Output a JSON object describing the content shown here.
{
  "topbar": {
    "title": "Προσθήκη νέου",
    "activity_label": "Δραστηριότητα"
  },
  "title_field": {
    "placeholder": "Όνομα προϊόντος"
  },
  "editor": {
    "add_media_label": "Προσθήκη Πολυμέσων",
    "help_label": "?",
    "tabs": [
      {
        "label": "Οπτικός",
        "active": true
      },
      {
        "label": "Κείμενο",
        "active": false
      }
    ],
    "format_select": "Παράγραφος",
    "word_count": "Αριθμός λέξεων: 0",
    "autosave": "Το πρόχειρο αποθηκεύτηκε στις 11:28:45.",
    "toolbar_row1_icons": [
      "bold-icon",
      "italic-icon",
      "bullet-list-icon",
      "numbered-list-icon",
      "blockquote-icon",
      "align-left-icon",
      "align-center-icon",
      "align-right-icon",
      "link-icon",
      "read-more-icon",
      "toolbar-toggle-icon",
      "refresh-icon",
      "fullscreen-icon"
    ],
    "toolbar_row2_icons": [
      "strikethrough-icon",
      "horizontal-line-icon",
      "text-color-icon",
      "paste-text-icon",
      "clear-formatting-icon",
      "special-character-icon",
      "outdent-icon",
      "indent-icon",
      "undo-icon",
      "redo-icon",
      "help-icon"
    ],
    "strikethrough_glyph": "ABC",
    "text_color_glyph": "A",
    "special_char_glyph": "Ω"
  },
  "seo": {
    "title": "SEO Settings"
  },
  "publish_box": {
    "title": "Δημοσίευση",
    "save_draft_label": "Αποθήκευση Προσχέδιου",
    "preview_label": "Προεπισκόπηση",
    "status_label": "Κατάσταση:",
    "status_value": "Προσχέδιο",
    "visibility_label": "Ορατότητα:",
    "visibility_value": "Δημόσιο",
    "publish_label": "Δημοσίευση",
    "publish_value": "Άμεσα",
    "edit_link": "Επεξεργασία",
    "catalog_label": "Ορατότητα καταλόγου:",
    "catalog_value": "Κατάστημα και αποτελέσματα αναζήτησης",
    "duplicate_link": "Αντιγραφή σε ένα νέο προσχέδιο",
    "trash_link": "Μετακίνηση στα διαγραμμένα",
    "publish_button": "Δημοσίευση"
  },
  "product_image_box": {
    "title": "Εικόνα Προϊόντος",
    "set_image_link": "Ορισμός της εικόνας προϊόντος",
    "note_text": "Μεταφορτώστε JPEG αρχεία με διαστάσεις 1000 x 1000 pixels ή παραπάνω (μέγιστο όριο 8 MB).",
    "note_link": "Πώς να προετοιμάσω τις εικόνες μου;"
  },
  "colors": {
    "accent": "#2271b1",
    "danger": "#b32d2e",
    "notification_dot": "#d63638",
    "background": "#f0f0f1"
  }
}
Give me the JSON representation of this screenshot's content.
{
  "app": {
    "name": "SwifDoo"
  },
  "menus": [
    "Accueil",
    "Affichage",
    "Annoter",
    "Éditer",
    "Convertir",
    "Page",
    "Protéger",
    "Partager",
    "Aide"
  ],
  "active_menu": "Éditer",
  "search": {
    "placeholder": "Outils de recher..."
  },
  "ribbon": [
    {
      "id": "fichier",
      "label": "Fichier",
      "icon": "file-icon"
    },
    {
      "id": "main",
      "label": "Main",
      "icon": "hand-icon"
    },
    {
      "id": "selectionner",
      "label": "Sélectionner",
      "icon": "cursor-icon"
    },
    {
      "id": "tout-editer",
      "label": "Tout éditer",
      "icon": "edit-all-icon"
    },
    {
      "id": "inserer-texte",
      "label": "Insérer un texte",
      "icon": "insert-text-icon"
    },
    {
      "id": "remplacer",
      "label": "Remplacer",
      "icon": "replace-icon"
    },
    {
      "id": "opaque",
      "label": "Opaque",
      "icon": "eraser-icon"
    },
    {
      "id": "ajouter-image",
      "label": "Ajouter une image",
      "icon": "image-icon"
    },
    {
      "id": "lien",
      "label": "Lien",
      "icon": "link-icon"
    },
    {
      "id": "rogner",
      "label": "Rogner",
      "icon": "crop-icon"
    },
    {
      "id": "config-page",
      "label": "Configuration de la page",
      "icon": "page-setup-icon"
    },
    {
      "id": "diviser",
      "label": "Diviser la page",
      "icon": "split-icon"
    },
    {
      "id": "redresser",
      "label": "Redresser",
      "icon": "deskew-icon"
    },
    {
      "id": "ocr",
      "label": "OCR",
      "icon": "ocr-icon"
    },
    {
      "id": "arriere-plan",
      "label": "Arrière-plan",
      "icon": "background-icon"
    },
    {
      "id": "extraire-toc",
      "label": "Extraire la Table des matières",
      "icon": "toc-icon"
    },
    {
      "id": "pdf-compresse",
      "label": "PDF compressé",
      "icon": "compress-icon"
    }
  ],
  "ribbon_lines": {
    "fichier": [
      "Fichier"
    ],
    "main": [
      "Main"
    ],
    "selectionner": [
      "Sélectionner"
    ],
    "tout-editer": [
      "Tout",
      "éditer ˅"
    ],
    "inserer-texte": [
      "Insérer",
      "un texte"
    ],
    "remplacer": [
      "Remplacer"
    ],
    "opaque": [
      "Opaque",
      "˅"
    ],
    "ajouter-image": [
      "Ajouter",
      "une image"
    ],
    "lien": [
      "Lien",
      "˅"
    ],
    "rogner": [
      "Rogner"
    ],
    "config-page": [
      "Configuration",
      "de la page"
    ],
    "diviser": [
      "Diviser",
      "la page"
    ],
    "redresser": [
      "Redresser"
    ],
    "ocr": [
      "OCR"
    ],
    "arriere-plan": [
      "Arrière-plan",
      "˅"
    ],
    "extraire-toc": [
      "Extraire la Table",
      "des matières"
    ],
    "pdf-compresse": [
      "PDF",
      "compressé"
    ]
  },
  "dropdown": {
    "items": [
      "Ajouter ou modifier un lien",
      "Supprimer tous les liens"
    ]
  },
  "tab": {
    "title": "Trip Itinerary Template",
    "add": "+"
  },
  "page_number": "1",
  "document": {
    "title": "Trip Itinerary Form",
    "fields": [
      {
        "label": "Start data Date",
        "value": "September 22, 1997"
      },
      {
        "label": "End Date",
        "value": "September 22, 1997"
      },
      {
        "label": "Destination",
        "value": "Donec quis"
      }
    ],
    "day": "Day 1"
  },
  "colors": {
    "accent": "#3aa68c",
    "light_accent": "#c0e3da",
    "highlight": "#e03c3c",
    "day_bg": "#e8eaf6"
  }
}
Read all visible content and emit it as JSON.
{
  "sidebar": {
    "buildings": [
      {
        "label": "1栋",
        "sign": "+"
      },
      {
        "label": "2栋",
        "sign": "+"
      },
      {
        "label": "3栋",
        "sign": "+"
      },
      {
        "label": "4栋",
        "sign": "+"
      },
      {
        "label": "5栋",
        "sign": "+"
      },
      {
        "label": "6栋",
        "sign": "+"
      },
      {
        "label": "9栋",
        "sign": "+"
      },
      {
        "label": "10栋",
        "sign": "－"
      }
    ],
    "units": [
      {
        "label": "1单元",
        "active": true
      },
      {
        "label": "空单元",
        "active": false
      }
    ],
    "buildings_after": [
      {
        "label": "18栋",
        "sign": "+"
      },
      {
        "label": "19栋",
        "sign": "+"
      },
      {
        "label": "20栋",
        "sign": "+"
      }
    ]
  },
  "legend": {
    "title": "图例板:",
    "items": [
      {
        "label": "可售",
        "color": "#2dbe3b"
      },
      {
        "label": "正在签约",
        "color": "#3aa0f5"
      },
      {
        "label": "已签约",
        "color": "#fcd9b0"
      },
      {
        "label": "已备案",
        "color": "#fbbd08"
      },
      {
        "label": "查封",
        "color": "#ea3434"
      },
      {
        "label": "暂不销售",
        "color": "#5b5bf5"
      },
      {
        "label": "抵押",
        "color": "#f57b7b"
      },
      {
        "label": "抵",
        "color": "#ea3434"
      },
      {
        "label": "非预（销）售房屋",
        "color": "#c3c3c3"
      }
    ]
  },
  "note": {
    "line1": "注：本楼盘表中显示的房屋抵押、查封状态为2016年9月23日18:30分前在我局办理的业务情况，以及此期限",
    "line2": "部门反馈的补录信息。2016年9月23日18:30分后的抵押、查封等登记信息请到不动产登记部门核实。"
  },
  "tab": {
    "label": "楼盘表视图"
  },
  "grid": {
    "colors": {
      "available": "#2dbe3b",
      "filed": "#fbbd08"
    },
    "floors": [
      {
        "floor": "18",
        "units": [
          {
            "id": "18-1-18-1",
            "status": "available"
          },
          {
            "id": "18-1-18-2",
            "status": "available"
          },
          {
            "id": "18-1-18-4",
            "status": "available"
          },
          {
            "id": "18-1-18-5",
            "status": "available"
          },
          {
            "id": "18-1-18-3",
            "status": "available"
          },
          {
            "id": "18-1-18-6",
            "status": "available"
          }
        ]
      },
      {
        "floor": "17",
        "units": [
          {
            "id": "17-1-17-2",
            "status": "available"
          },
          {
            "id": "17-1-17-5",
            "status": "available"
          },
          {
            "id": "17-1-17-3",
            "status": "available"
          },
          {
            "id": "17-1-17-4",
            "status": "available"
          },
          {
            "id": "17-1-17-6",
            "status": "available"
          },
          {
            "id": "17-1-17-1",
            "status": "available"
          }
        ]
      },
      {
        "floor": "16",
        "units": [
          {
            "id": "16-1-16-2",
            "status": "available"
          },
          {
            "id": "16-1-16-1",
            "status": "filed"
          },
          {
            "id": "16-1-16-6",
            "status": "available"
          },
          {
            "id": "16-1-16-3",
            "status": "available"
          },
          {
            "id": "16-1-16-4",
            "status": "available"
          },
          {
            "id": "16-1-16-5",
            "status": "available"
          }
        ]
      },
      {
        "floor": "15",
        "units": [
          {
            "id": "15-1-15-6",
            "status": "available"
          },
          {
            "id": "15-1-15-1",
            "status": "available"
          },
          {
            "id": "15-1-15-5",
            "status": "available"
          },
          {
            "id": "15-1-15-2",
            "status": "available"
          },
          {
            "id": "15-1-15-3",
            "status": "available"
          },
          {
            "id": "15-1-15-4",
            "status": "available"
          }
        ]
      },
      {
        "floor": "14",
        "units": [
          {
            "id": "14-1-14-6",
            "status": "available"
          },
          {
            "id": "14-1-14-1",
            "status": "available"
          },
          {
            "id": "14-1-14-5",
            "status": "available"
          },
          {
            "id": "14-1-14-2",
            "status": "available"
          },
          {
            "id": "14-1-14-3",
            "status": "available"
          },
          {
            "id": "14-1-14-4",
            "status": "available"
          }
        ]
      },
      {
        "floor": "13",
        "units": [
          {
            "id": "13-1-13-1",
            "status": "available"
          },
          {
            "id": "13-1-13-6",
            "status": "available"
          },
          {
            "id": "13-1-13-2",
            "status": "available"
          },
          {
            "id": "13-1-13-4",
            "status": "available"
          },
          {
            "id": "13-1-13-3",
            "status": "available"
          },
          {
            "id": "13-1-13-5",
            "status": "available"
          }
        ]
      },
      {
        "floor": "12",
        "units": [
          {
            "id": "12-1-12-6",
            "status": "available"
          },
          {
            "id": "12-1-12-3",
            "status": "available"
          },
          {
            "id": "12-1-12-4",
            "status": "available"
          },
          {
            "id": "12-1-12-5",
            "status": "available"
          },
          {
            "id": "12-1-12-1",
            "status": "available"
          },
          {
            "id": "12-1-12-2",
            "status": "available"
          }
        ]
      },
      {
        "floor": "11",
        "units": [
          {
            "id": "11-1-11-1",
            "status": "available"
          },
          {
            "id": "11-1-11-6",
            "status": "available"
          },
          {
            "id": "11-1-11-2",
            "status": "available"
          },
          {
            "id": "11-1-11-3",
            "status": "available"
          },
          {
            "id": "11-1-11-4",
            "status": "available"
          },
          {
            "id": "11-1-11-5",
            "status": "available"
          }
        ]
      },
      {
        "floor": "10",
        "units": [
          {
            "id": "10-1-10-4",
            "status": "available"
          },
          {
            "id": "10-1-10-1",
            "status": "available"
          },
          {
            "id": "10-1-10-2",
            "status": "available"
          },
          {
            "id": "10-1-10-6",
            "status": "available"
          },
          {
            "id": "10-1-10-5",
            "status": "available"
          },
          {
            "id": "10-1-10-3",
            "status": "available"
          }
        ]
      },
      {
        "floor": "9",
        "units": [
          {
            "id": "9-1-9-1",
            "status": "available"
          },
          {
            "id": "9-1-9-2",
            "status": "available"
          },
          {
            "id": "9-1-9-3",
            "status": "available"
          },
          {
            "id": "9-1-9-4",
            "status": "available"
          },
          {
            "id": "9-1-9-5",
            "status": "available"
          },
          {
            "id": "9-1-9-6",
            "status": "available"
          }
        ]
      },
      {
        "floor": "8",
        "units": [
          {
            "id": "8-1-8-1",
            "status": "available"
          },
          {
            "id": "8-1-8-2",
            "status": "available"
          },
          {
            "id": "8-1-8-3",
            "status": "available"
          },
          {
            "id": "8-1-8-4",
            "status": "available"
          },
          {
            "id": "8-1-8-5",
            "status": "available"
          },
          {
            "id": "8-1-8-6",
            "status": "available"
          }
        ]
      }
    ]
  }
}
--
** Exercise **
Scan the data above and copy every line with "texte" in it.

** Response **
      "id": "inserer-texte",
      "label": "Insérer un texte",
    "inserer-texte": [
      "un texte"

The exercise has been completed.